» INFORMATION
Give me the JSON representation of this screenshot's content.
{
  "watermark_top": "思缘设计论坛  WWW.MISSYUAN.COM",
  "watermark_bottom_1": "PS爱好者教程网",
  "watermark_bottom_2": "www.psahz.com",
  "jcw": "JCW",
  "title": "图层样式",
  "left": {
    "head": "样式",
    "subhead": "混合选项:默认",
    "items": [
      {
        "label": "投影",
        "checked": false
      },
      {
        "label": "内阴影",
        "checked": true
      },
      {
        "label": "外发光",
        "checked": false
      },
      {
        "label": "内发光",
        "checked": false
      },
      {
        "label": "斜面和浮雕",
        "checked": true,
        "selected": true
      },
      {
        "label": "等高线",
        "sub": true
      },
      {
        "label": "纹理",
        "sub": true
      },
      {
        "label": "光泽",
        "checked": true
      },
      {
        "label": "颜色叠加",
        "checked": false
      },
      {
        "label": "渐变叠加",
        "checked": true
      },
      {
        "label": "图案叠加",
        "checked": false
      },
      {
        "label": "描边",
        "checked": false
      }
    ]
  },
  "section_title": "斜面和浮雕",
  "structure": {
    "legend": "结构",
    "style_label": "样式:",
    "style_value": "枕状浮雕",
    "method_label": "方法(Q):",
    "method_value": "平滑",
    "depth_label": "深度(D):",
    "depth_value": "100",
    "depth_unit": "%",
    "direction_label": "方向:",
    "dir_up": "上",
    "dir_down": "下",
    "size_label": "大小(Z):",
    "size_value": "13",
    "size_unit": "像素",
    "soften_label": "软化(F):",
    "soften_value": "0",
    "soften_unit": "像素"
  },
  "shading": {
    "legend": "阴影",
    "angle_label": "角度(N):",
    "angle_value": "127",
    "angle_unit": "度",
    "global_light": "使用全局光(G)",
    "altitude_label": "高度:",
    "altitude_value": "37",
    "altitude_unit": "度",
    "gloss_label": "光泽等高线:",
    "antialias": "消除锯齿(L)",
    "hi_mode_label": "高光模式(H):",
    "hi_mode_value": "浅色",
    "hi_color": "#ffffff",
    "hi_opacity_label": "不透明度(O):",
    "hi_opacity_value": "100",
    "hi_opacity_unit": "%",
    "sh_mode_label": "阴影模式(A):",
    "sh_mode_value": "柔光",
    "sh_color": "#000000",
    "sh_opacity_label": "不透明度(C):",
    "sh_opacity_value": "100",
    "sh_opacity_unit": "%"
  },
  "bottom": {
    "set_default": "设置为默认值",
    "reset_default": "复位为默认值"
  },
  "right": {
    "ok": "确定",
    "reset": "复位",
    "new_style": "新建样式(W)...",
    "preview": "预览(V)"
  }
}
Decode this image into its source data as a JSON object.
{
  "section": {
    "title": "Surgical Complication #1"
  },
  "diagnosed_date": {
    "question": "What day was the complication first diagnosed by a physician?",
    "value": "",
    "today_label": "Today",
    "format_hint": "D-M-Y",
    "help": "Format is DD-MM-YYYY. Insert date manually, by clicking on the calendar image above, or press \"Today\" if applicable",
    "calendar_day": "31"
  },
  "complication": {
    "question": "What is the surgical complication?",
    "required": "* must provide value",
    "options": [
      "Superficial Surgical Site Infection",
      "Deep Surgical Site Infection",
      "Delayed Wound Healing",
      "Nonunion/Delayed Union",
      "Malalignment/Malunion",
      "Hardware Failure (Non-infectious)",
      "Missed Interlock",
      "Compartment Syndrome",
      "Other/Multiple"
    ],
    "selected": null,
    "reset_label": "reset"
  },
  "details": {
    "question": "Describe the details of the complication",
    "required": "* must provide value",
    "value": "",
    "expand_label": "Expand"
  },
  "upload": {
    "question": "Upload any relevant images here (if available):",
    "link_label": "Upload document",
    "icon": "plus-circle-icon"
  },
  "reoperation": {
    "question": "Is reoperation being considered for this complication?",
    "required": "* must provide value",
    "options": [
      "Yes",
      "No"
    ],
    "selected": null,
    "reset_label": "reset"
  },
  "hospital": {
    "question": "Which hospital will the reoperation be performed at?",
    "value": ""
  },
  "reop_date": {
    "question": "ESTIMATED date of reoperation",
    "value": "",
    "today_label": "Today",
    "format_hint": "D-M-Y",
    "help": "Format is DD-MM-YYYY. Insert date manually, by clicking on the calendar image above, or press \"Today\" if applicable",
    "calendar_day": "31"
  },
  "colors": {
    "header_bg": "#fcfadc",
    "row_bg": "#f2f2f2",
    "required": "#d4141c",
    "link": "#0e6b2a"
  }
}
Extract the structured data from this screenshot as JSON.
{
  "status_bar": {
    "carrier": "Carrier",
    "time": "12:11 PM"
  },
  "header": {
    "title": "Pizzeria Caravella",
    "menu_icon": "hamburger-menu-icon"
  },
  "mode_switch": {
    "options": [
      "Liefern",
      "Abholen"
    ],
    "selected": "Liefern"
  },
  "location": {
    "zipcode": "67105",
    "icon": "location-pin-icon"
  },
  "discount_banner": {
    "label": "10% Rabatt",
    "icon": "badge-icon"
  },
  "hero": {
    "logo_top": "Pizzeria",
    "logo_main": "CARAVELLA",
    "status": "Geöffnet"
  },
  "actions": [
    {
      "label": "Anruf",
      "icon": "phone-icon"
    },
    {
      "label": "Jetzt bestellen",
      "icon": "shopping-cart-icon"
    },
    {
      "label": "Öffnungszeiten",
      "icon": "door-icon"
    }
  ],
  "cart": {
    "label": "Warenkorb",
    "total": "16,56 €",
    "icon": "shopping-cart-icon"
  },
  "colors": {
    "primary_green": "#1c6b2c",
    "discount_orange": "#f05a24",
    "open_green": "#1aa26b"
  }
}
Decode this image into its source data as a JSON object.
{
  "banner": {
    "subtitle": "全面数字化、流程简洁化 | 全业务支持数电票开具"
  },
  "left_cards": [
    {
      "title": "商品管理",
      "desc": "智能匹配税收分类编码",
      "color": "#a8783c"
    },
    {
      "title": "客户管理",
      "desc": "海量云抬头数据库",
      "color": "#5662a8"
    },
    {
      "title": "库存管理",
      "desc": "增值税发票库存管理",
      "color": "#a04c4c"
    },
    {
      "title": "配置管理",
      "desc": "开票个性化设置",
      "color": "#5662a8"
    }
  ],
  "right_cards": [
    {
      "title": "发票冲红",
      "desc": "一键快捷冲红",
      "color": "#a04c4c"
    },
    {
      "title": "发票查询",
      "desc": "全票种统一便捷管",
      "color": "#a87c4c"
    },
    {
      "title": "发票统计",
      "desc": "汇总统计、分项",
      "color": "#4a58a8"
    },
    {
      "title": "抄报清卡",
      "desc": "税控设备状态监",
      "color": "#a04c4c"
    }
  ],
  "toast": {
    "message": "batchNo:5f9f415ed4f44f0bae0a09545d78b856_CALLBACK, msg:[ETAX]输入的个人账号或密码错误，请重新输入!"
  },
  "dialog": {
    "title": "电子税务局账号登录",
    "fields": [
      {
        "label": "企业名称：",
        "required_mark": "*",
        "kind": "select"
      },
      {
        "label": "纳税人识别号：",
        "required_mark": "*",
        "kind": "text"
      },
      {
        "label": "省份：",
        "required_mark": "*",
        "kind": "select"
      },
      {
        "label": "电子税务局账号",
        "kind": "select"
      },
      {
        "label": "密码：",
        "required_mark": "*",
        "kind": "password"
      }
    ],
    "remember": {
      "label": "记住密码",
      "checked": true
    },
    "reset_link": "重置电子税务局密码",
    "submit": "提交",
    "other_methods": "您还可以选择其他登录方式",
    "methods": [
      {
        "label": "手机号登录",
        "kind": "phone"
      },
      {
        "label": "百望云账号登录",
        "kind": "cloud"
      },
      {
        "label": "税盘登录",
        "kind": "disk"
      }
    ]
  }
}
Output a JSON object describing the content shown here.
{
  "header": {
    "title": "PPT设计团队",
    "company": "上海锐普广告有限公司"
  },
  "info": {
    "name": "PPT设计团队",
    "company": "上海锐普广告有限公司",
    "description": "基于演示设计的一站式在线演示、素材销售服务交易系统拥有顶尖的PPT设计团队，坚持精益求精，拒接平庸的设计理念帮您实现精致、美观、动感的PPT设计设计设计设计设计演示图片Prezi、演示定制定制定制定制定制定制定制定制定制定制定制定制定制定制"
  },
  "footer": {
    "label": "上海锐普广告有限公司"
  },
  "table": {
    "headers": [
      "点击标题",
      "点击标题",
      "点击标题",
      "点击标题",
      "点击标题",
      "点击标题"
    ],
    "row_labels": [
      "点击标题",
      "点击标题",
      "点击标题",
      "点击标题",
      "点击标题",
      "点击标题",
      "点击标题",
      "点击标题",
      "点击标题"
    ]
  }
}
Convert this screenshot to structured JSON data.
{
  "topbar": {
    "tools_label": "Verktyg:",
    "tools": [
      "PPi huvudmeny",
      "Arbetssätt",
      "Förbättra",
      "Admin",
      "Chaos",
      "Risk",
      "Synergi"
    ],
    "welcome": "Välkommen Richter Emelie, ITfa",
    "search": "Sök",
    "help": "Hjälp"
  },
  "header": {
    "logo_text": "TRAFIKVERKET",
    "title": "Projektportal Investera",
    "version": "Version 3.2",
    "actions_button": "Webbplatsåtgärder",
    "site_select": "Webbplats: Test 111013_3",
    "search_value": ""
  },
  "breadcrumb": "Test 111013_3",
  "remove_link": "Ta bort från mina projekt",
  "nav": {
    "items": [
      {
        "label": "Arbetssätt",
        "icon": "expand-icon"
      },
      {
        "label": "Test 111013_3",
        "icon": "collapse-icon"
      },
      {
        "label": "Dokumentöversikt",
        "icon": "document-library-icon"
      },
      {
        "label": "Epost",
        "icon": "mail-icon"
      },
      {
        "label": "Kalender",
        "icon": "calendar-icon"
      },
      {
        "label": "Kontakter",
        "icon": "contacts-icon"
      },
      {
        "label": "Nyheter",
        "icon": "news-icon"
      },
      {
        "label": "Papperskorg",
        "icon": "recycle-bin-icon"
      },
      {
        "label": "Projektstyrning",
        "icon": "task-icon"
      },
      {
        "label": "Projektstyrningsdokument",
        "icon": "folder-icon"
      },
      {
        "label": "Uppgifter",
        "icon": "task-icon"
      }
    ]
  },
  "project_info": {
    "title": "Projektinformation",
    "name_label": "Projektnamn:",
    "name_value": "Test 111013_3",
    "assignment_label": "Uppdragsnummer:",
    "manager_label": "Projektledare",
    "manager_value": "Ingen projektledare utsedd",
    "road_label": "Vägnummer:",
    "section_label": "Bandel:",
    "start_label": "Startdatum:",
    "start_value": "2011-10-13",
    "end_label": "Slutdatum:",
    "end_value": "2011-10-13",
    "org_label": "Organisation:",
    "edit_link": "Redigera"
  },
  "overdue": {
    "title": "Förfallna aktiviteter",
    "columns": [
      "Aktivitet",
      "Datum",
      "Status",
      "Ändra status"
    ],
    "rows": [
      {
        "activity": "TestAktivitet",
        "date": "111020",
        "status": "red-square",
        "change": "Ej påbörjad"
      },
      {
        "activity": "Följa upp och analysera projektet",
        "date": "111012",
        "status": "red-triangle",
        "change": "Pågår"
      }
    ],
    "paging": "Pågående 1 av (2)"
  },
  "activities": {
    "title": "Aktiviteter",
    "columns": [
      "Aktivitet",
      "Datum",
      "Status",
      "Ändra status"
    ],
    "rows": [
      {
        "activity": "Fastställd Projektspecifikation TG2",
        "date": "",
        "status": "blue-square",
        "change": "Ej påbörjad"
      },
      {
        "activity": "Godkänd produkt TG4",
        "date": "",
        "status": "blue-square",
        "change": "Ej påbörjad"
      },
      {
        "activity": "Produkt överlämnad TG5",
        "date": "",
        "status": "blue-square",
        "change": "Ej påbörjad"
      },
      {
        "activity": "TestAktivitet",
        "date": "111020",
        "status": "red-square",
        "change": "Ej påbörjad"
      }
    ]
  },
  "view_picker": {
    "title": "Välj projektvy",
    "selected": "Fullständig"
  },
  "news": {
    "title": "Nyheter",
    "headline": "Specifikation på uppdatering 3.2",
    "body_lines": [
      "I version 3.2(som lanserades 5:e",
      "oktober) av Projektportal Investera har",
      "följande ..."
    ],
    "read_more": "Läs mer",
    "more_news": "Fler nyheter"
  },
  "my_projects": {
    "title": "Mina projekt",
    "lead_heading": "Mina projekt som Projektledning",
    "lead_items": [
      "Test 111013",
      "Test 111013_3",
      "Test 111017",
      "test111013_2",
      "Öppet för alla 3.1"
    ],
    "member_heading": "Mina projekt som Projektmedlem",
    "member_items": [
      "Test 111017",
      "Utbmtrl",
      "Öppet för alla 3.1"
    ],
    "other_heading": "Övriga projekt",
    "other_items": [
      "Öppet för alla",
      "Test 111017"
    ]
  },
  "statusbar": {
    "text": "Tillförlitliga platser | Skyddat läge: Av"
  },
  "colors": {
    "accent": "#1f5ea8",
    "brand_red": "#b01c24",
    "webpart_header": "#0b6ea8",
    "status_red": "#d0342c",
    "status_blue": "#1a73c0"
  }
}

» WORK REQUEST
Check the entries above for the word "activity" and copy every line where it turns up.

» RESULT OF THIS TASK
        "activity": "TestAktivitet",
        "activity": "Följa upp och analysera projektet",
        "activity": "Fastställd Projektspecifikation TG2",
        "activity": "Godkänd produkt TG4",
        "activity": "Produkt överlämnad TG5",
        "activity": "TestAktivitet",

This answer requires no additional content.